- _Problem details_:
Could you print every entry below exactly as given?

- _Data in this exercise_:
##############################
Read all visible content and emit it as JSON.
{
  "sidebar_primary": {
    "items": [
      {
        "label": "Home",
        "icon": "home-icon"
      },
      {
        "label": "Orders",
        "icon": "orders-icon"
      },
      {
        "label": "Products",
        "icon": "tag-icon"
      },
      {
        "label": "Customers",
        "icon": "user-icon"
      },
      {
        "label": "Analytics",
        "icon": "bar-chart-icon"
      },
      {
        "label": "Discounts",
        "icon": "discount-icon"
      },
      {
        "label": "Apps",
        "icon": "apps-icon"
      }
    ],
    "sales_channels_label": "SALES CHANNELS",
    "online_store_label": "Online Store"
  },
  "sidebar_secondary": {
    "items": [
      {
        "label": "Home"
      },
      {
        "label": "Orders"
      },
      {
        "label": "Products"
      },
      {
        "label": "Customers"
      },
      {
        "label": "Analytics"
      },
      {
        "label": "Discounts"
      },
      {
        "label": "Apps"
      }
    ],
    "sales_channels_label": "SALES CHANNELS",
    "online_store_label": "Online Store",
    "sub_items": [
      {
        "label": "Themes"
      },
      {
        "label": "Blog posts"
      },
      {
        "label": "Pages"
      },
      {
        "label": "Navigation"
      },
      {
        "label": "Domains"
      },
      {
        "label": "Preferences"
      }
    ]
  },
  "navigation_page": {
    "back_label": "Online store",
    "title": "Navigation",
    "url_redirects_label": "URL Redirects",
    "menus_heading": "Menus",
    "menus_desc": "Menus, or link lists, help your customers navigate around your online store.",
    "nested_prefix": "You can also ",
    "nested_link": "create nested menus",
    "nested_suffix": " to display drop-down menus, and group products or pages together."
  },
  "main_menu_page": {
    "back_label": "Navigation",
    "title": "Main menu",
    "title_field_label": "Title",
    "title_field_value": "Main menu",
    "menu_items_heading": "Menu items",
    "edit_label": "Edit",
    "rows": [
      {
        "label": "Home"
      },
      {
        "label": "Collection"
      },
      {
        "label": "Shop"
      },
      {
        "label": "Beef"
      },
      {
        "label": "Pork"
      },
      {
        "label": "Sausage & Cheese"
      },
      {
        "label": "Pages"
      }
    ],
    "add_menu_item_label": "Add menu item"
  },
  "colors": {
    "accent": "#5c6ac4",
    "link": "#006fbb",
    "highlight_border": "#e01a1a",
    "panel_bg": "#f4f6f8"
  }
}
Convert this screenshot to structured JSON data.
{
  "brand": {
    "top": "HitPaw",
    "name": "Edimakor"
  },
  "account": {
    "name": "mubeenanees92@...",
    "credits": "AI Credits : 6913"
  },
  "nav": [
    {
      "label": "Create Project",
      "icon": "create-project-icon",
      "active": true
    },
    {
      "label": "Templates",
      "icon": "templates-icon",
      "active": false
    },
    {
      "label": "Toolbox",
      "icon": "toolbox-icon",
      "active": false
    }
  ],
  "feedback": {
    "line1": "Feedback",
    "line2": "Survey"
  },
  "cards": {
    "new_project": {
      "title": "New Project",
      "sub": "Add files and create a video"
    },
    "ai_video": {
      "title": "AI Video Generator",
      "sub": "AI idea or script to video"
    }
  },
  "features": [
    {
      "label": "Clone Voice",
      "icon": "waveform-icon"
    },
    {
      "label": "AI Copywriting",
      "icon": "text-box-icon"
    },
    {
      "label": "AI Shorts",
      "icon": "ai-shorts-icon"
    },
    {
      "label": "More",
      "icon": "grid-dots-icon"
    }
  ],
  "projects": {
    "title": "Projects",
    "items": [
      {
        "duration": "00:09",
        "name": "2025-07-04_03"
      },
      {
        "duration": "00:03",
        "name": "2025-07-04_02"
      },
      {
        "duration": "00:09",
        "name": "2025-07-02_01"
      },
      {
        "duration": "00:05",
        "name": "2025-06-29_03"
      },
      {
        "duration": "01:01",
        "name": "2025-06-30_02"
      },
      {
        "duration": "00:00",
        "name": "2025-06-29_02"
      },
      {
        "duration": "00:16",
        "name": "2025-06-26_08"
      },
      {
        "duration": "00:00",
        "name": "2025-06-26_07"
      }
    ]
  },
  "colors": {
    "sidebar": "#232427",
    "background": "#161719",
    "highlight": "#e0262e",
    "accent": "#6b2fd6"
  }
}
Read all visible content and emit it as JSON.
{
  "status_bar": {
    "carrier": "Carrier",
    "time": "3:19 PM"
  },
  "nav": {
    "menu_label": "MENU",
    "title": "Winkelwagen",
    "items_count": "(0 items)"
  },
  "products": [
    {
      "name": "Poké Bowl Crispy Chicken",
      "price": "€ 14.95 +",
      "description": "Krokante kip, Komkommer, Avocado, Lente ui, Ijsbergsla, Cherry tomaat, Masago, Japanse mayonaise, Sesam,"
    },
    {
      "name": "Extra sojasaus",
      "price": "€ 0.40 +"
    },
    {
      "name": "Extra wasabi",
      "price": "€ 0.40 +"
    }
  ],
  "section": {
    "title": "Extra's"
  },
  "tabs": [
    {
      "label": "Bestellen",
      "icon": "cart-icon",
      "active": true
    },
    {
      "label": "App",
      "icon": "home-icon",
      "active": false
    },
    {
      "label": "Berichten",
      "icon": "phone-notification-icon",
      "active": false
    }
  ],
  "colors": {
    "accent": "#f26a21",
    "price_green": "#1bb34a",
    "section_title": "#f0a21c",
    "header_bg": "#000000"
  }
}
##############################
- _Result_:
Read all visible content and emit it as JSON.
{
  "sidebar_primary": {
    "items": [
      {
        "label": "Home",
        "icon": "home-icon"
      },
      {
        "label": "Orders",
        "icon": "orders-icon"
      },
      {
        "label": "Products",
        "icon": "tag-icon"
      },
      {
        "label": "Customers",
        "icon": "user-icon"
      },
      {
        "label": "Analytics",
        "icon": "bar-chart-icon"
      },
      {
        "label": "Discounts",
        "icon": "discount-icon"
      },
      {
        "label": "Apps",
        "icon": "apps-icon"
      }
    ],
    "sales_channels_label": "SALES CHANNELS",
    "online_store_label": "Online Store"
  },
  "sidebar_secondary": {
    "items": [
      {
        "label": "Home"
      },
      {
        "label": "Orders"
      },
      {
        "label": "Products"
      },
      {
        "label": "Customers"
      },
      {
        "label": "Analytics"
      },
      {
        "label": "Discounts"
      },
      {
        "label": "Apps"
      }
    ],
    "sales_channels_label": "SALES CHANNELS",
    "online_store_label": "Online Store",
    "sub_items": [
      {
        "label": "Themes"
      },
      {
        "label": "Blog posts"
      },
      {
        "label": "Pages"
      },
      {
        "label": "Navigation"
      },
      {
        "label": "Domains"
      },
      {
        "label": "Preferences"
      }
    ]
  },
  "navigation_page": {
    "back_label": "Online store",
    "title": "Navigation",
    "url_redirects_label": "URL Redirects",
    "menus_heading": "Menus",
    "menus_desc": "Menus, or link lists, help your customers navigate around your online store.",
    "nested_prefix": "You can also ",
    "nested_link": "create nested menus",
    "nested_suffix": " to display drop-down menus, and group products or pages together."
  },
  "main_menu_page": {
    "back_label": "Navigation",
    "title": "Main menu",
    "title_field_label": "Title",
    "title_field_value": "Main menu",
    "menu_items_heading": "Menu items",
    "edit_label": "Edit",
    "rows": [
      {
        "label": "Home"
      },
      {
        "label": "Collection"
      },
      {
        "label": "Shop"
      },
      {
        "label": "Beef"
      },
      {
        "label": "Pork"
      },
      {
        "label": "Sausage & Cheese"
      },
      {
        "label": "Pages"
      }
    ],
    "add_menu_item_label": "Add menu item"
  },
  "colors": {
    "accent": "#5c6ac4",
    "link": "#006fbb",
    "highlight_border": "#e01a1a",
    "panel_bg": "#f4f6f8"
  }
}
Convert this screenshot to structured JSON data.
{
  "brand": {
    "top": "HitPaw",
    "name": "Edimakor"
  },
  "account": {
    "name": "mubeenanees92@...",
    "credits": "AI Credits : 6913"
  },
  "nav": [
    {
      "label": "Create Project",
      "icon": "create-project-icon",
      "active": true
    },
    {
      "label": "Templates",
      "icon": "templates-icon",
      "active": false
    },
    {
      "label": "Toolbox",
      "icon": "toolbox-icon",
      "active": false
    }
  ],
  "feedback": {
    "line1": "Feedback",
    "line2": "Survey"
  },
  "cards": {
    "new_project": {
      "title": "New Project",
      "sub": "Add files and create a video"
    },
    "ai_video": {
      "title": "AI Video Generator",
      "sub": "AI idea or script to video"
    }
  },
  "features": [
    {
      "label": "Clone Voice",
      "icon": "waveform-icon"
    },
    {
      "label": "AI Copywriting",
      "icon": "text-box-icon"
    },
    {
      "label": "AI Shorts",
      "icon": "ai-shorts-icon"
    },
    {
      "label": "More",
      "icon": "grid-dots-icon"
    }
  ],
  "projects": {
    "title": "Projects",
    "items": [
      {
        "duration": "00:09",
        "name": "2025-07-04_03"
      },
      {
        "duration": "00:03",
        "name": "2025-07-04_02"
      },
      {
        "duration": "00:09",
        "name": "2025-07-02_01"
      },
      {
        "duration": "00:05",
        "name": "2025-06-29_03"
      },
      {
        "duration": "01:01",
        "name": "2025-06-30_02"
      },
      {
        "duration": "00:00",
        "name": "2025-06-29_02"
      },
      {
        "duration": "00:16",
        "name": "2025-06-26_08"
      },
      {
        "duration": "00:00",
        "name": "2025-06-26_07"
      }
    ]
  },
  "colors": {
    "sidebar": "#232427",
    "background": "#161719",
    "highlight": "#e0262e",
    "accent": "#6b2fd6"
  }
}
Read all visible content and emit it as JSON.
{
  "status_bar": {
    "carrier": "Carrier",
    "time": "3:19 PM"
  },
  "nav": {
    "menu_label": "MENU",
    "title": "Winkelwagen",
    "items_count": "(0 items)"
  },
  "products": [
    {
      "name": "Poké Bowl Crispy Chicken",
      "price": "€ 14.95 +",
      "description": "Krokante kip, Komkommer, Avocado, Lente ui, Ijsbergsla, Cherry tomaat, Masago, Japanse mayonaise, Sesam,"
    },
    {
      "name": "Extra sojasaus",
      "price": "€ 0.40 +"
    },
    {
      "name": "Extra wasabi",
      "price": "€ 0.40 +"
    }
  ],
  "section": {
    "title": "Extra's"
  },
  "tabs": [
    {
      "label": "Bestellen",
      "icon": "cart-icon",
      "active": true
    },
    {
      "label": "App",
      "icon": "home-icon",
      "active": false
    },
    {
      "label": "Berichten",
      "icon": "phone-notification-icon",
      "active": false
    }
  ],
  "colors": {
    "accent": "#f26a21",
    "price_green": "#1bb34a",
    "section_title": "#f0a21c",
    "header_bg": "#000000"
  }
}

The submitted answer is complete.